▶ **Problem details**: Only the lines with the string "QUOTE" are needed; return each of them from the entries below.

Top of Data records

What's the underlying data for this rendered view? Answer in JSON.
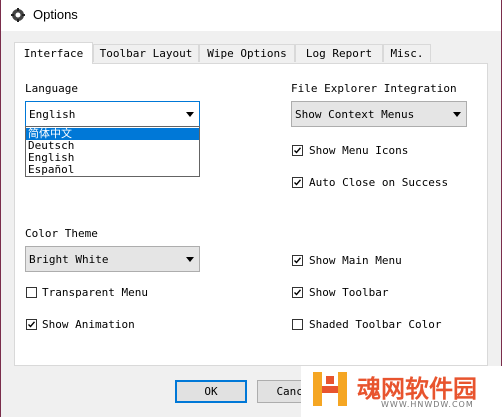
{
  "window": {
    "title": "Options",
    "title_icon": "gear-icon"
  },
  "tabs": [
    {
      "label": "Interface",
      "active": true
    },
    {
      "label": "Toolbar Layout",
      "active": false
    },
    {
      "label": "Wipe Options",
      "active": false
    },
    {
      "label": "Log Report",
      "active": false
    },
    {
      "label": "Misc.",
      "active": false
    }
  ],
  "interface": {
    "language": {
      "label": "Language",
      "value": "English",
      "options": [
        "简体中文",
        "Deutsch",
        "English",
        "Español"
      ],
      "highlighted_option": "简体中文"
    },
    "file_explorer": {
      "label": "File Explorer Integration",
      "value": "Show Context Menus"
    },
    "show_menu_icons": {
      "label": "Show Menu Icons",
      "checked": true
    },
    "auto_close": {
      "label": "Auto Close on Success",
      "checked": true
    },
    "color_theme": {
      "label": "Color Theme",
      "value": "Bright White"
    },
    "transparent_menu": {
      "label": "Transparent Menu",
      "checked": false
    },
    "show_animation": {
      "label": "Show Animation",
      "checked": true
    },
    "show_main_menu": {
      "label": "Show Main Menu",
      "checked": true
    },
    "show_toolbar": {
      "label": "Show Toolbar",
      "checked": true
    },
    "shaded_toolbar": {
      "label": "Shaded Toolbar Color",
      "checked": false
    }
  },
  "buttons": {
    "ok": "OK",
    "cancel": "Cance"
  },
  "watermark": {
    "text": "魂网软件园",
    "url": "WWW.HNWDW.COM",
    "logo": "h-logo-icon"
  },
  "colors": {
    "accent": "#0078d7",
    "window_border": "#7a2d4b",
    "watermark": "#e8542e"
  }
}
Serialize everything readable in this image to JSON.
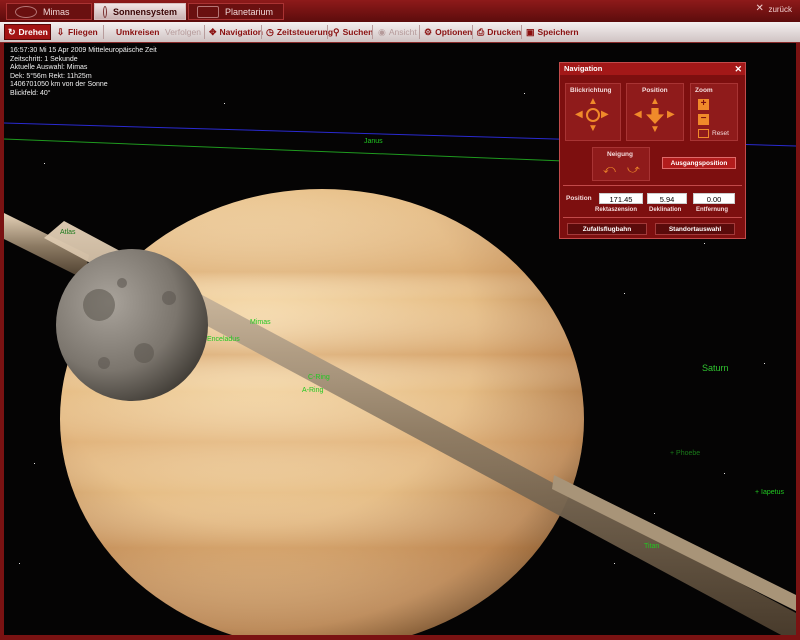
{
  "tabs": [
    {
      "label": "Mimas"
    },
    {
      "label": "Sonnensystem"
    },
    {
      "label": "Planetarium"
    }
  ],
  "back_label": "zurück",
  "toolbar": {
    "drehen": "Drehen",
    "fliegen": "Fliegen",
    "umkreisen": "Umkreisen",
    "verfolgen": "Verfolgen",
    "navigation": "Navigation",
    "zeitsteuerung": "Zeitsteuerung",
    "suchen": "Suchen",
    "ansicht": "Ansicht",
    "optionen": "Optionen",
    "drucken": "Drucken",
    "speichern": "Speichern"
  },
  "info": {
    "line1": "16:57:30 Mi   15 Apr  2009 Mitteleuropäische Zeit",
    "line2": "Zeitschritt: 1 Sekunde",
    "line3": "Aktuelle Auswahl: Mimas",
    "line4": "Dek: 5°56m Rekt: 11h25m",
    "line5": "1406701050 km von der Sonne",
    "line6": "Blickfeld: 40°"
  },
  "labels": {
    "saturn": "Saturn",
    "phoebe": "+ Phoebe",
    "iapetus": "+ Iapetus",
    "mimas": "Mimas",
    "enceladus": "Enceladus",
    "cring": "C-Ring",
    "aring": "A-Ring",
    "titan": "Titan",
    "atlas": "Atlas",
    "janus": "Janus"
  },
  "nav_panel": {
    "title": "Navigation",
    "blickrichtung": "Blickrichtung",
    "position": "Position",
    "zoom": "Zoom",
    "reset": "Reset",
    "neigung": "Neigung",
    "ausgangsposition": "Ausgangsposition",
    "position_label": "Position",
    "rektaszension_value": "171.45",
    "deklination_value": "5.94",
    "entfernung_value": "0.00",
    "rektaszension_label": "Rektaszension",
    "deklination_label": "Deklination",
    "entfernung_label": "Entfernung",
    "zufallsflugbahn": "Zufallsflugbahn",
    "standortauswahl": "Standortauswahl"
  },
  "colors": {
    "accent": "#a31414",
    "label_green": "#21c821",
    "arrow_orange": "#f08a2a"
  }
}
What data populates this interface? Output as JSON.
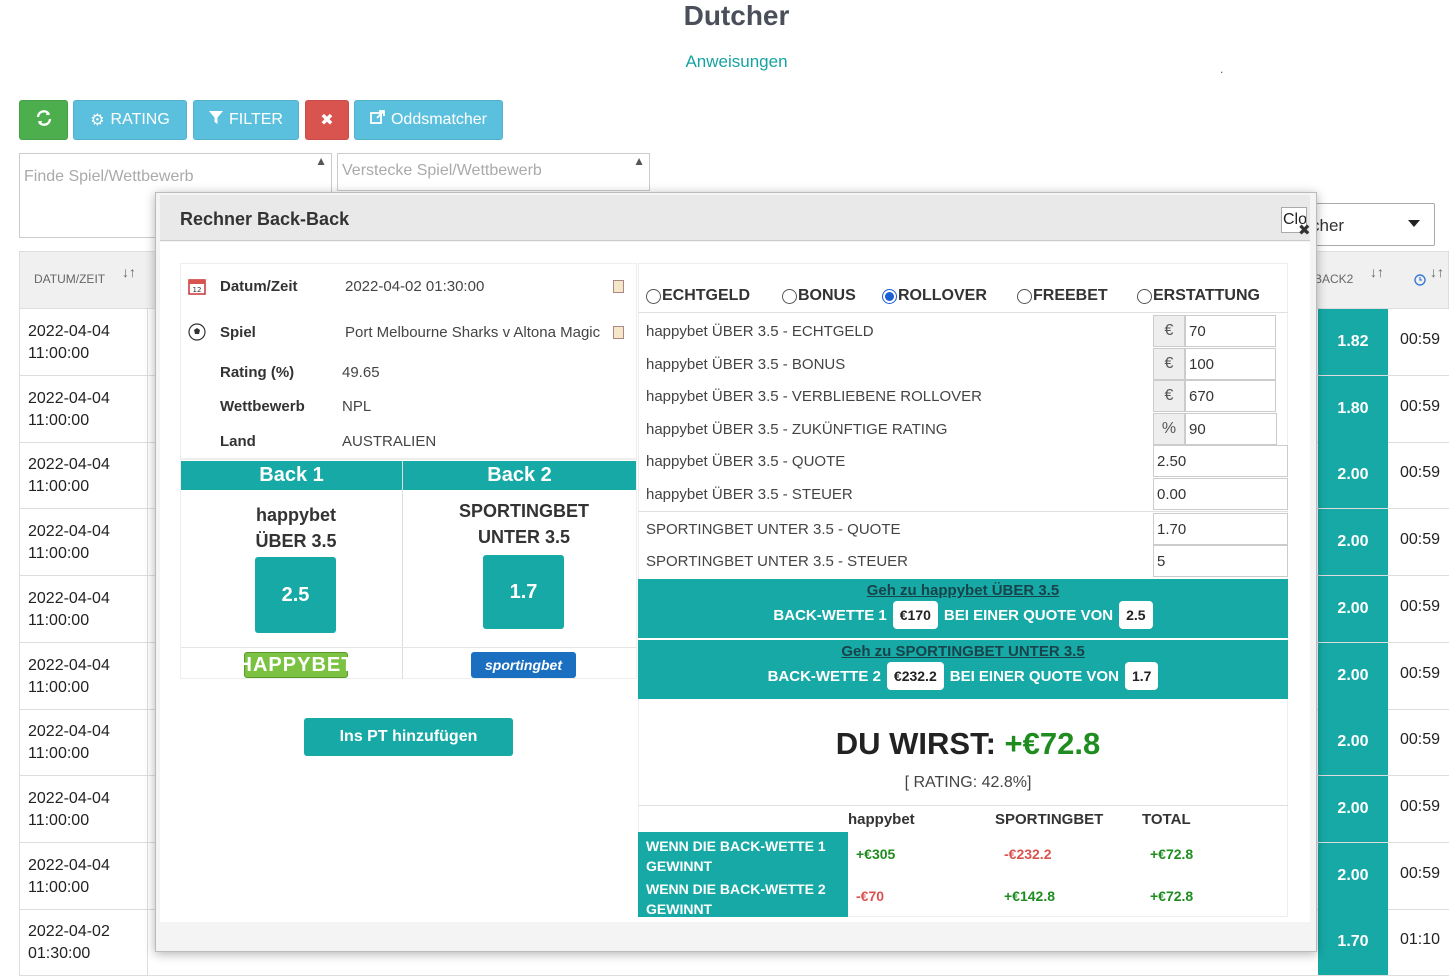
{
  "header": {
    "title": "Dutcher",
    "instructions": "Anweisungen",
    "dot": "."
  },
  "toolbar": {
    "rating_label": "RATING",
    "filter_label": "FILTER",
    "oddsmatcher_label": "Oddsmatcher"
  },
  "filters": {
    "find_placeholder": "Finde Spiel/Wettbewerb",
    "hide_placeholder": "Verstecke Spiel/Wettbewerb"
  },
  "right_select": {
    "value": "cher"
  },
  "table": {
    "headers": {
      "datetime": "DATUM/ZEIT",
      "back2": "BACK2",
      "sort": "↓↑"
    },
    "rows": [
      {
        "date": "2022-04-04",
        "time": "11:00:00",
        "back2": "1.82",
        "countdown": "00:59"
      },
      {
        "date": "2022-04-04",
        "time": "11:00:00",
        "back2": "1.80",
        "countdown": "00:59"
      },
      {
        "date": "2022-04-04",
        "time": "11:00:00",
        "back2": "2.00",
        "countdown": "00:59"
      },
      {
        "date": "2022-04-04",
        "time": "11:00:00",
        "back2": "2.00",
        "countdown": "00:59"
      },
      {
        "date": "2022-04-04",
        "time": "11:00:00",
        "back2": "2.00",
        "countdown": "00:59"
      },
      {
        "date": "2022-04-04",
        "time": "11:00:00",
        "back2": "2.00",
        "countdown": "00:59"
      },
      {
        "date": "2022-04-04",
        "time": "11:00:00",
        "back2": "2.00",
        "countdown": "00:59"
      },
      {
        "date": "2022-04-04",
        "time": "11:00:00",
        "back2": "2.00",
        "countdown": "00:59"
      },
      {
        "date": "2022-04-04",
        "time": "11:00:00",
        "back2": "2.00",
        "countdown": "00:59"
      },
      {
        "date": "2022-04-02",
        "time": "01:30:00",
        "back2": "1.70",
        "countdown": "01:10"
      }
    ]
  },
  "modal": {
    "title": "Rechner Back-Back",
    "close_label": "Close",
    "info": {
      "datetime_label": "Datum/Zeit",
      "datetime_value": "2022-04-02 01:30:00",
      "match_label": "Spiel",
      "match_value": "Port Melbourne Sharks v Altona Magic",
      "rating_label": "Rating (%)",
      "rating_value": "49.65",
      "competition_label": "Wettbewerb",
      "competition_value": "NPL",
      "country_label": "Land",
      "country_value": "AUSTRALIEN"
    },
    "back1": {
      "header": "Back 1",
      "bookmaker": "happybet",
      "market": "ÜBER 3.5",
      "odds": "2.5",
      "logo_text": "HAPPYBET"
    },
    "back2": {
      "header": "Back 2",
      "bookmaker": "SPORTINGBET",
      "market": "UNTER 3.5",
      "odds": "1.7",
      "logo_text": "sportingbet"
    },
    "add_button": "Ins PT hinzufügen",
    "modes": [
      "ECHTGELD",
      "BONUS",
      "ROLLOVER",
      "FREEBET",
      "ERSTATTUNG"
    ],
    "selected_mode": "ROLLOVER",
    "fields": [
      {
        "label": "happybet ÜBER 3.5 - ECHTGELD",
        "addon": "€",
        "value": "70"
      },
      {
        "label": "happybet ÜBER 3.5 - BONUS",
        "addon": "€",
        "value": "100"
      },
      {
        "label": "happybet ÜBER 3.5 - VERBLIEBENE ROLLOVER",
        "addon": "€",
        "value": "670"
      },
      {
        "label": "happybet ÜBER 3.5 - ZUKÜNFTIGE RATING",
        "addon": "%",
        "value": "90"
      },
      {
        "label": "happybet ÜBER 3.5 - QUOTE",
        "value": "2.50"
      },
      {
        "label": "happybet ÜBER 3.5 - STEUER",
        "value": "0.00"
      },
      {
        "label": "SPORTINGBET UNTER 3.5  - QUOTE",
        "value": "1.70"
      },
      {
        "label": "SPORTINGBET UNTER 3.5 - STEUER",
        "value": "5"
      }
    ],
    "bet1": {
      "link": "Geh zu happybet ÜBER 3.5",
      "prefix": "BACK-WETTE 1",
      "stake": "€170",
      "mid": "BEI EINER QUOTE VON",
      "odds": "2.5"
    },
    "bet2": {
      "link": "Geh zu SPORTINGBET UNTER 3.5",
      "prefix": "BACK-WETTE 2",
      "stake": "€232.2",
      "mid": "BEI EINER QUOTE VON",
      "odds": "1.7"
    },
    "result": {
      "label": "DU WIRST:",
      "value": "+€72.8",
      "rating": "[ RATING: 42.8%]"
    },
    "summary": {
      "headers": [
        "happybet",
        "SPORTINGBET",
        "TOTAL"
      ],
      "rows": [
        {
          "label": "WENN DIE BACK-WETTE 1 GEWINNT",
          "a": "+€305",
          "b": "-€232.2",
          "total": "+€72.8"
        },
        {
          "label": "WENN DIE BACK-WETTE 2 GEWINNT",
          "a": "-€70",
          "b": "+€142.8",
          "total": "+€72.8"
        }
      ]
    }
  }
}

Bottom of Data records

▶ **Answer for this exercise**:
        "label": "happybet ÜBER 3.5 - QUOTE",
        "label": "SPORTINGBET UNTER 3.5  - QUOTE",
      "mid": "BEI EINER QUOTE VON",
      "mid": "BEI EINER QUOTE VON",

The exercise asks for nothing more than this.